For years the owners of the racetracks in England have seen with a growing and undisguised anger how drones fly over their tracks during races. Why? For two reasons. First, because they feel violated the image rights of the competitions they organize and to which they provide their infrastructure. Second, and this is perhaps the main cause, the one that arouses the greatest discomfort in the sector, for the benefit that some players can get from these images in online bets already in real time – known as “In-running” -, which are made and modified while the horses are still moving along the tracks.
Image latency, the key
Unlike a player who is following the race from home, using Racing TV broadcasts The Sky Sports RacingFor example, those who receive images captured by drones do so with practically no latency. It may seem like a slim advantage, but – when it comes to racing – having a few extra seconds to spare can make the difference between gaining or losing a good handful of pounds. As detailed by WireThose who follow TV broadcasts from betting houses or websites can receive the images with delays ranging between 0.5 and 3 seconds. And a couple seconds for a galloping horse is a world.
The issue is so serious that the sector –as reported in May at least Racing Post– It has even been considered to go to the legal route. “There is a group of drones among all the racetracks and at some point we will seek to litigate against the main companies that are using them,” said Paul Ellison, head of the Brighton track. The problem, as the manager himself recognized, is that those who use the drones move in a fine line in which they would not violate the law.
“They are operating in a perfectly legal way. The police verified all their licenses on our first day of race and there is nothing we can do about it at this time except litigate, which I think we will do at some point ”, he pointed out in spring.
At the beginning of the year one of the UK companies specializing in drones, FoxFly, even advertised on Twitter a “live air transmission service from all racetracks” in which it guaranteed “The best and fastest images”. By echoing the ad, The Guardian He pulled out the calculator and estimated that at a rate of £ 100-200 per day, the company would come in on the order of between 7,000 and 14,000 per week. The figure gives an idea of how juicy the business is.

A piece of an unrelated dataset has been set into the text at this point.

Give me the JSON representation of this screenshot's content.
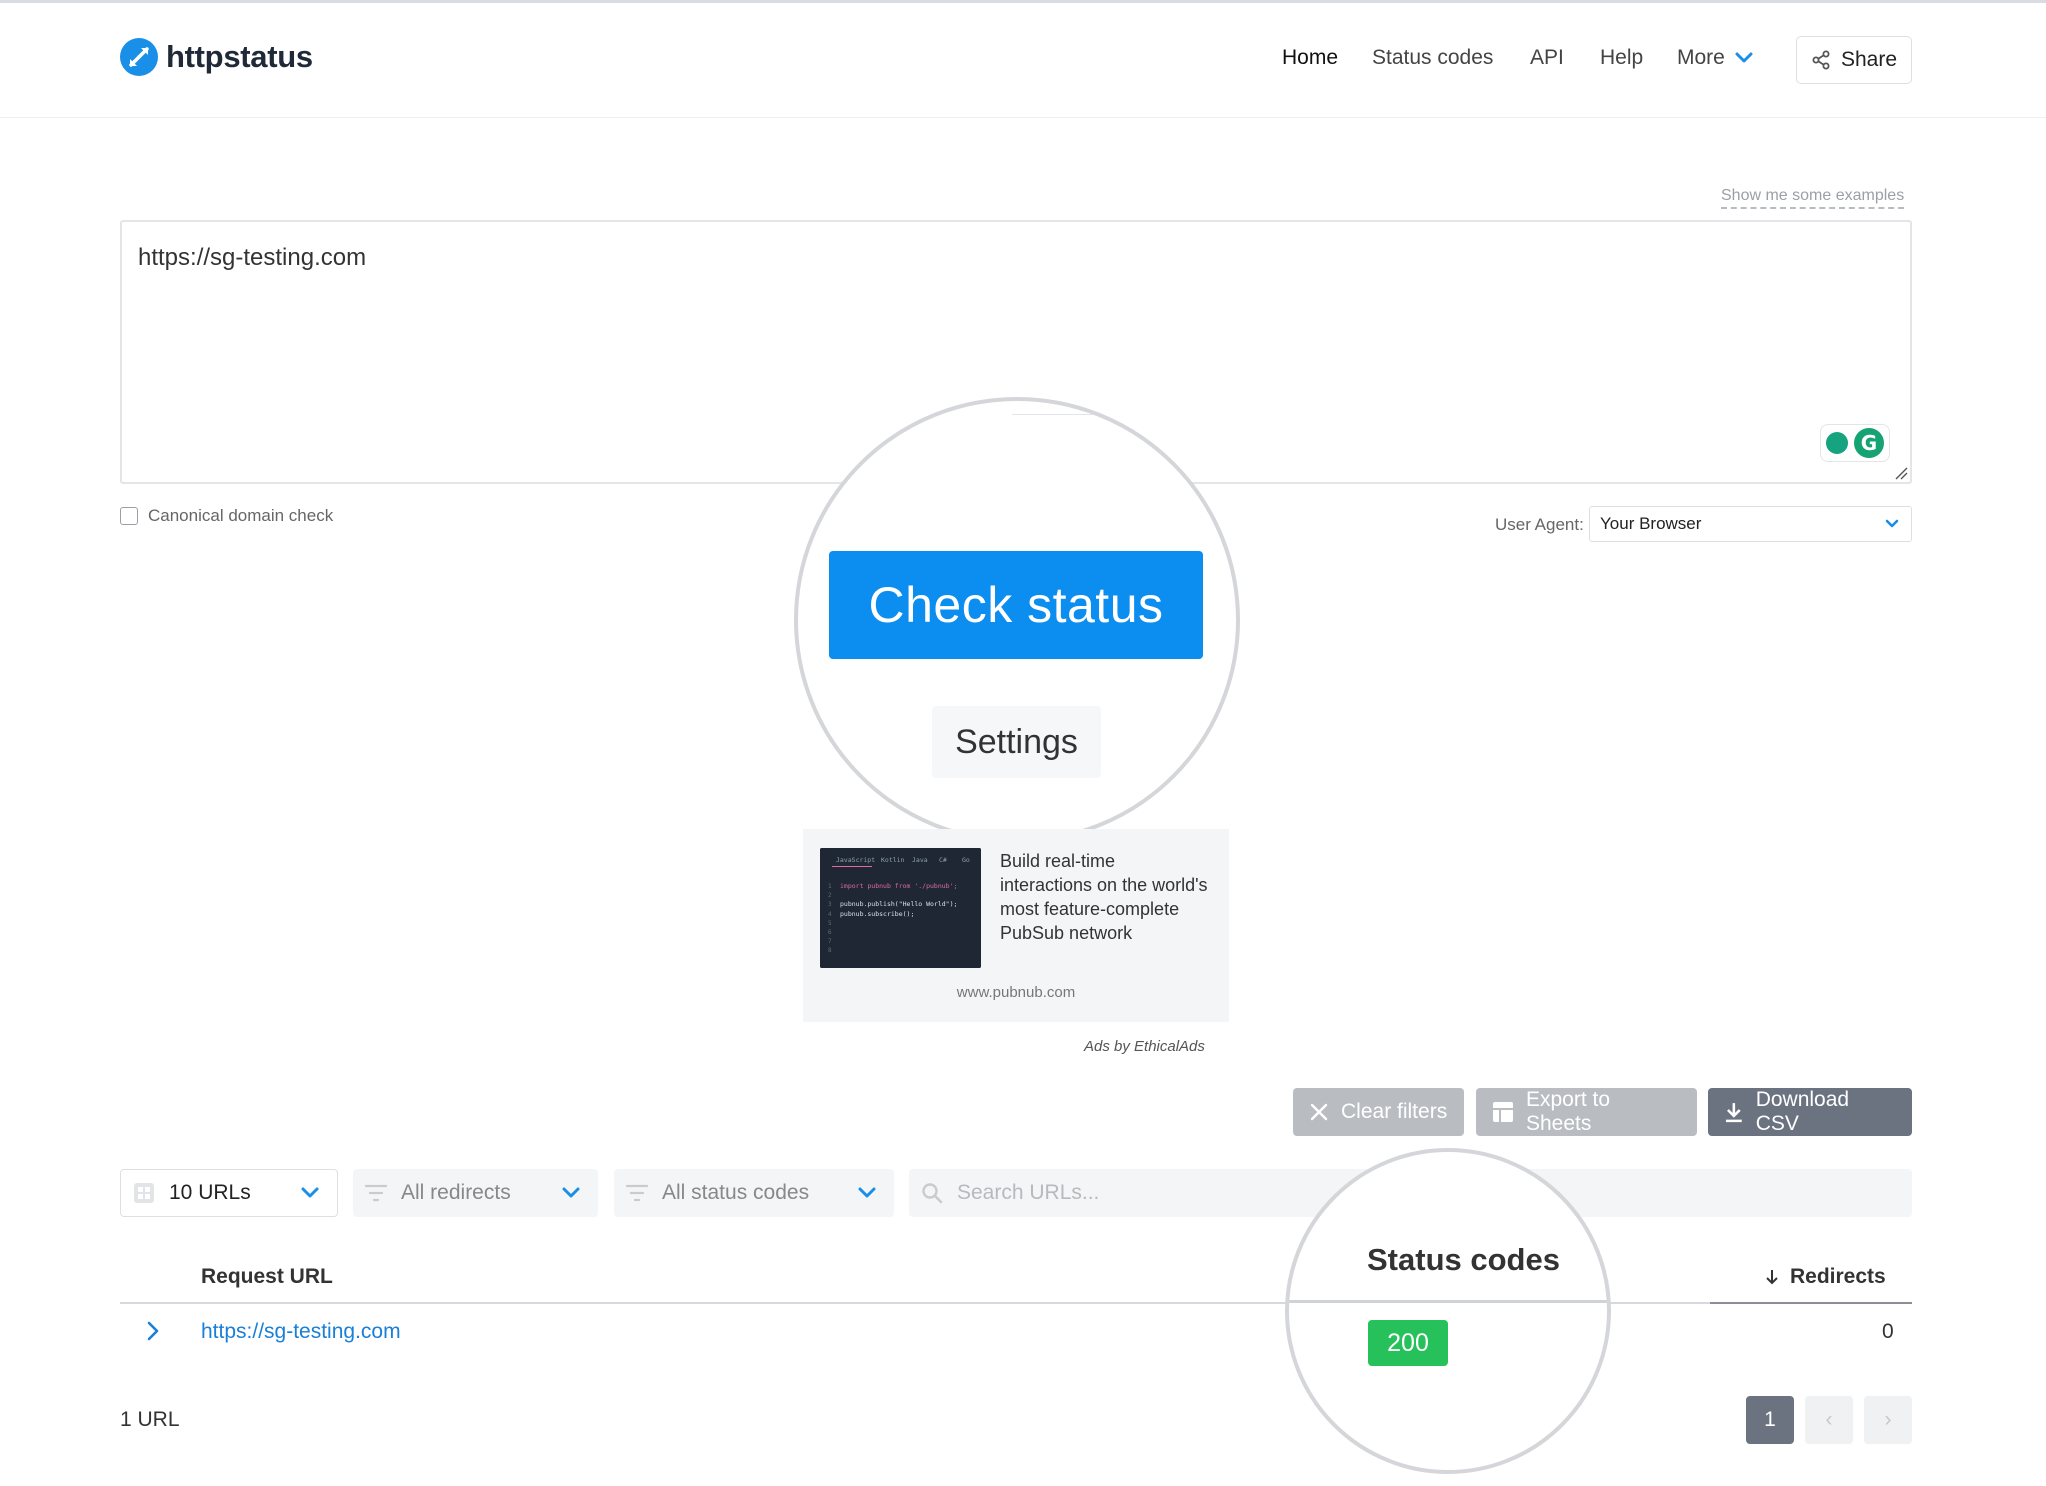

The Guardian He even contacted the head of the drone company, who defends the legality of his business. “We have researched this quite extensively and it is my image. [la del dron] if I want to sell it. If you went to a racetrack and filmed the image on your screen, then you would be filming your production and that would be illegal because you would be stealing; but every time I record an image with my drone from a public space that image is mine, only mine. I can use the image for whatever purpose I want ”, argued the businessman.

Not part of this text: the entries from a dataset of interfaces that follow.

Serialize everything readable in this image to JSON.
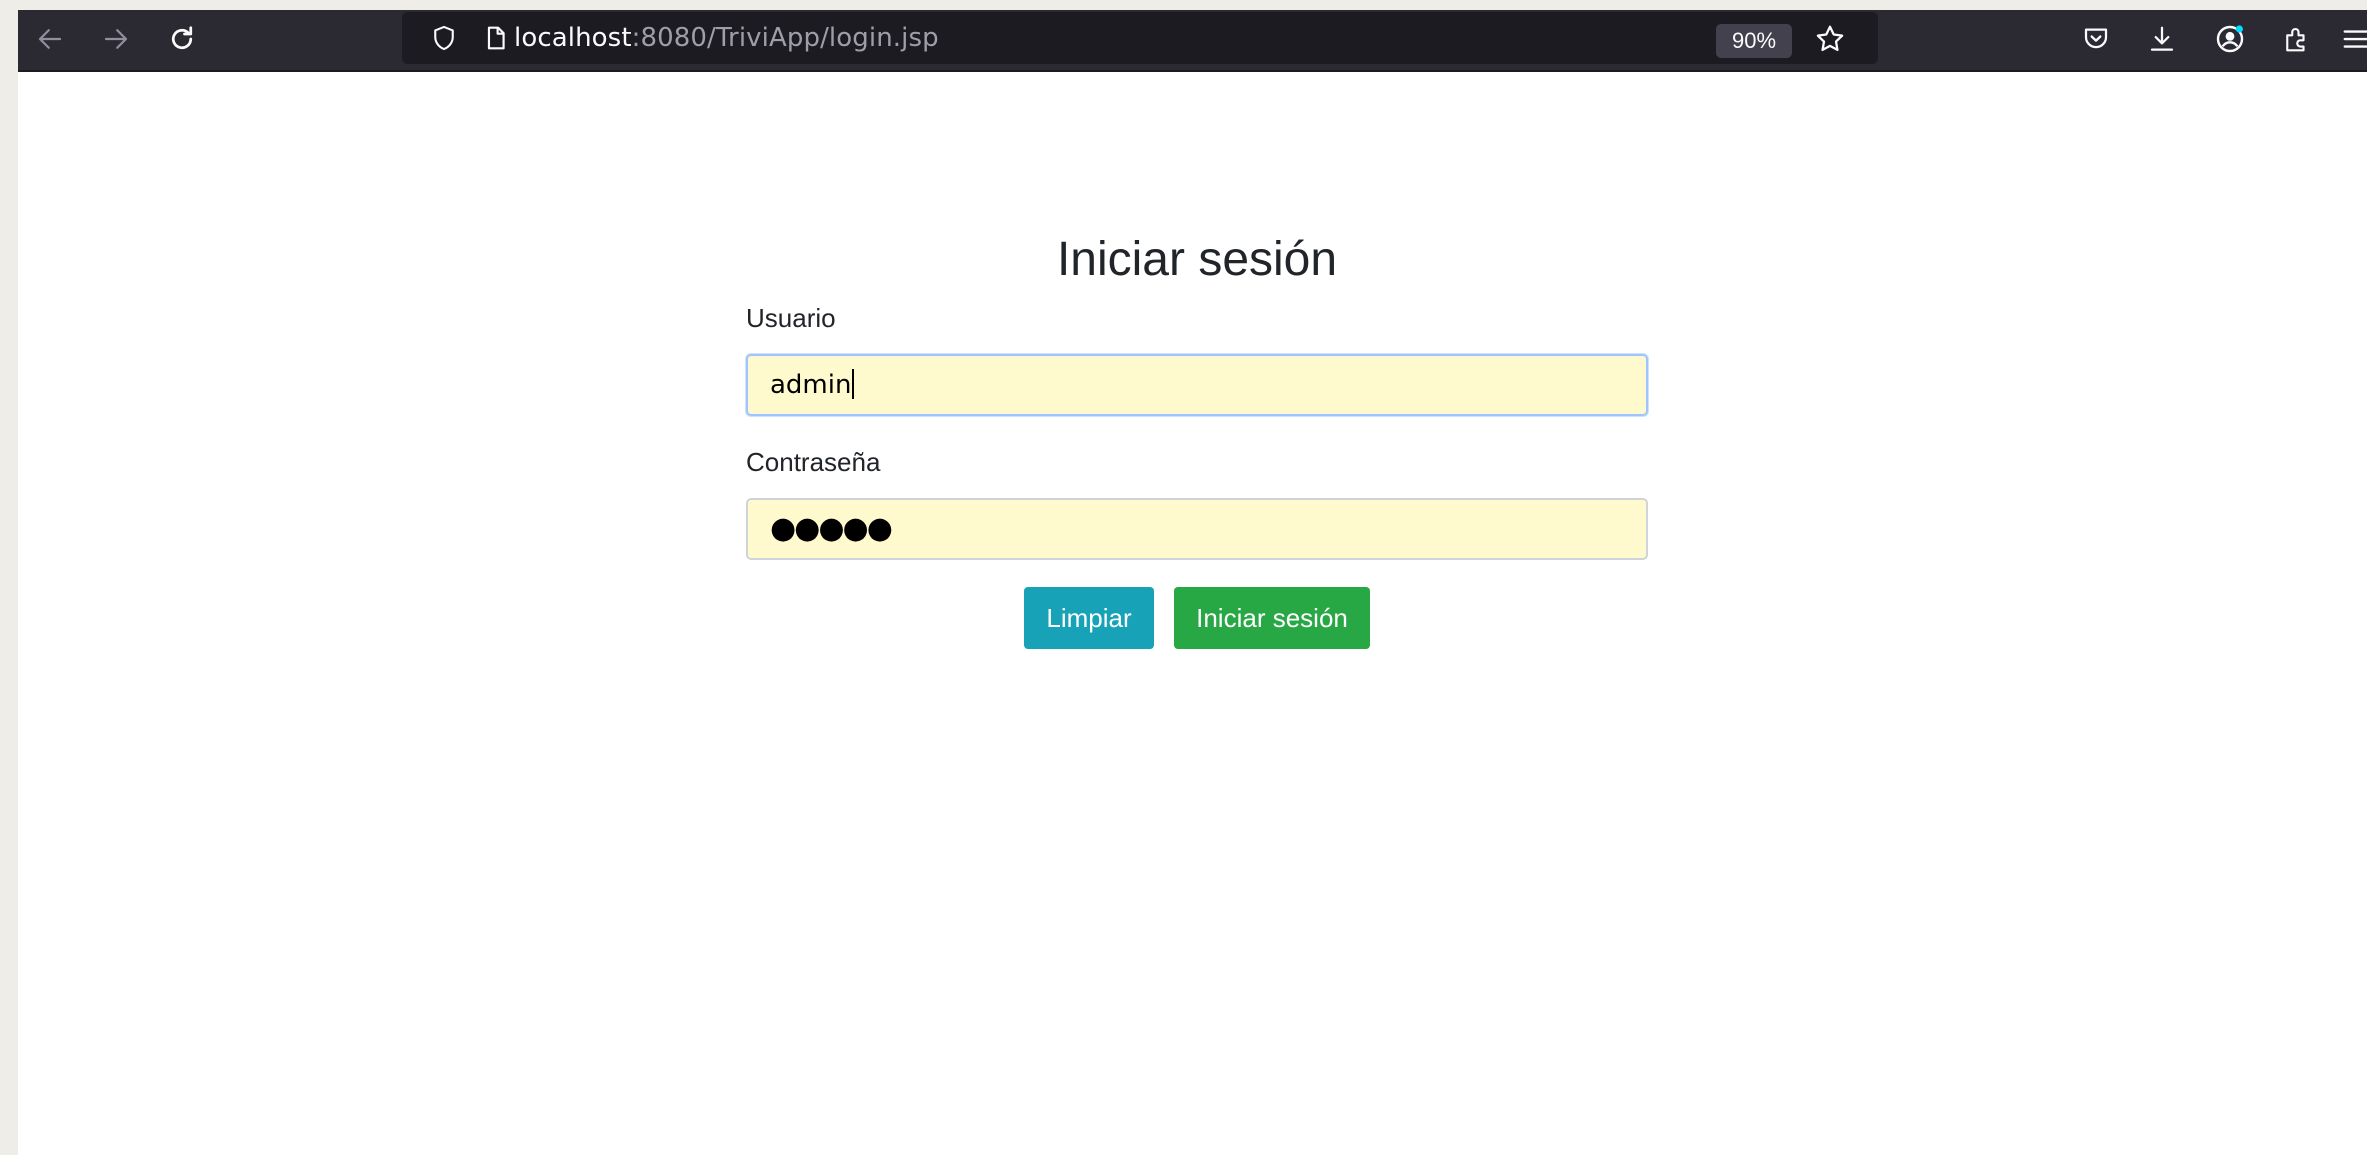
{
  "browser": {
    "url_host": "localhost",
    "url_rest": ":8080/TriviApp/login.jsp",
    "zoom": "90%"
  },
  "login": {
    "title": "Iniciar sesión",
    "username_label": "Usuario",
    "username_value": "admin",
    "password_label": "Contraseña",
    "password_mask": "●●●●●",
    "clear_button": "Limpiar",
    "submit_button": "Iniciar sesión"
  }
}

One of the great keys to the controversy is precisely that: the recordings – as also reflected this Wired report– They are carried out from spaces close to the racetracks, but public. What’s more, Oabdy’s neighbors, who live near the Leicester track, they offer them even 50 pounds in exchange for allow drones to take off from their plots.

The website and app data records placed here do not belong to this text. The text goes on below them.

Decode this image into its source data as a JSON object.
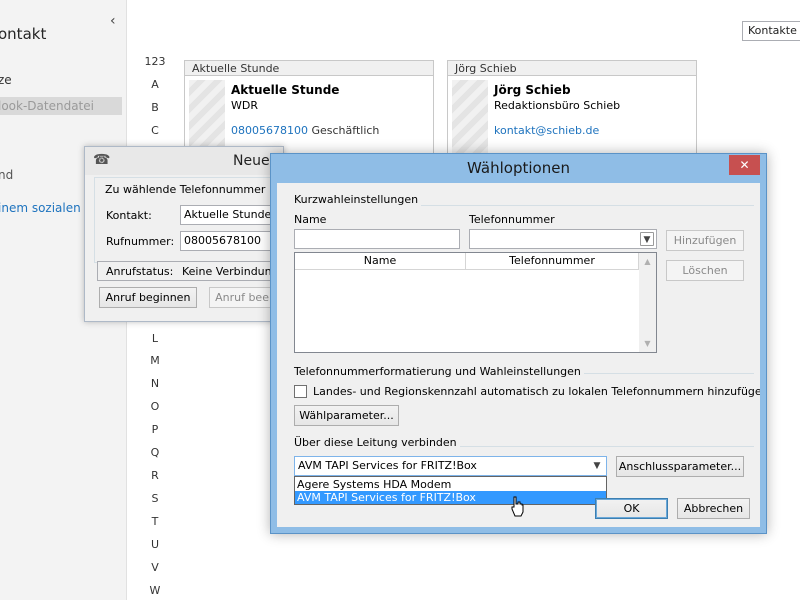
{
  "left_pane": {
    "title": "ontakt",
    "items": [
      {
        "label": "ze",
        "color": "#333333"
      },
      {
        "label": "look-Datendatei",
        "color": "#9a9a9a"
      },
      {
        "label": "nd",
        "color": "#555555"
      },
      {
        "label": "inem sozialen Ne",
        "color": "#1e73be"
      }
    ]
  },
  "alphabet_index": [
    "123",
    "A",
    "B",
    "C",
    "L",
    "M",
    "N",
    "O",
    "P",
    "Q",
    "R",
    "S",
    "T",
    "U",
    "V",
    "W"
  ],
  "view_select": {
    "value": "Kontakte o"
  },
  "cards": [
    {
      "header": "Aktuelle Stunde",
      "name": "Aktuelle Stunde",
      "org": "WDR",
      "link": "08005678100",
      "link_type": "Geschäftlich"
    },
    {
      "header": "Jörg Schieb",
      "name": "Jörg Schieb",
      "org": "Redaktionsbüro Schieb",
      "link": "kontakt@schieb.de",
      "link_type": ""
    }
  ],
  "call_dialog": {
    "title": "Neuer",
    "group_caption": "Zu wählende Telefonnummer",
    "contact_label": "Kontakt:",
    "contact_value": "Aktuelle Stunde",
    "number_label": "Rufnummer:",
    "number_value": "08005678100",
    "status_label": "Anrufstatus:",
    "status_value": "Keine Verbindung",
    "start_call_label": "Anruf beginnen",
    "end_call_label": "Anruf beend"
  },
  "dial_options": {
    "title": "Wähloptionen",
    "close_glyph": "✕",
    "speed_dial": {
      "caption": "Kurzwahleinstellungen",
      "name_label": "Name",
      "name_value": "",
      "phone_label": "Telefonnummer",
      "phone_value": "",
      "add_label": "Hinzufügen",
      "delete_label": "Löschen",
      "columns": [
        "Name",
        "Telefonnummer"
      ]
    },
    "formatting": {
      "caption": "Telefonnummerformatierung und Wahleinstellungen",
      "checkbox_label": "Landes- und Regionskennzahl automatisch zu lokalen Telefonnummern hinzufügen",
      "checkbox_checked": false,
      "dialing_params_label": "Wählparameter..."
    },
    "connection": {
      "caption": "Über diese Leitung verbinden",
      "selected": "AVM TAPI Services for FRITZ!Box",
      "options": [
        "Agere Systems HDA Modem",
        "AVM TAPI Services for FRITZ!Box"
      ],
      "highlighted_option": "AVM TAPI Services for FRITZ!Box",
      "port_params_label": "Anschlussparameter..."
    },
    "ok_label": "OK",
    "cancel_label": "Abbrechen"
  },
  "colors": {
    "titlebar": "#8fbde6",
    "close_button": "#c75050",
    "selection": "#3399ff",
    "link": "#1e73be"
  }
}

The material used by the companies is also top-notch, models equipped with cameras and that can cost around £ 20,000 to £ 30,000. The devices are also registered with the Civil Aviation Authority of the country and their operators must be authorized. For David Armstrong of the Racecourse Association, it is however –recoge Racing Post– from “Violations of intellectual property and our press rights”.
The case has even reached the House of Lords. “Sports organizations are losing valuable income for the rights of the media and just as important, if not more, is that the lack of copyright on the events has caused a great expansion of illegal gambling ”, Viscount Astor recently lamented: “We don’t want to criminalize the fan for filming their favorite event. We want to stop those who are selling the images and not only degrade the rights of the media, but affect the growth of the harmful game. ”
The debate is served.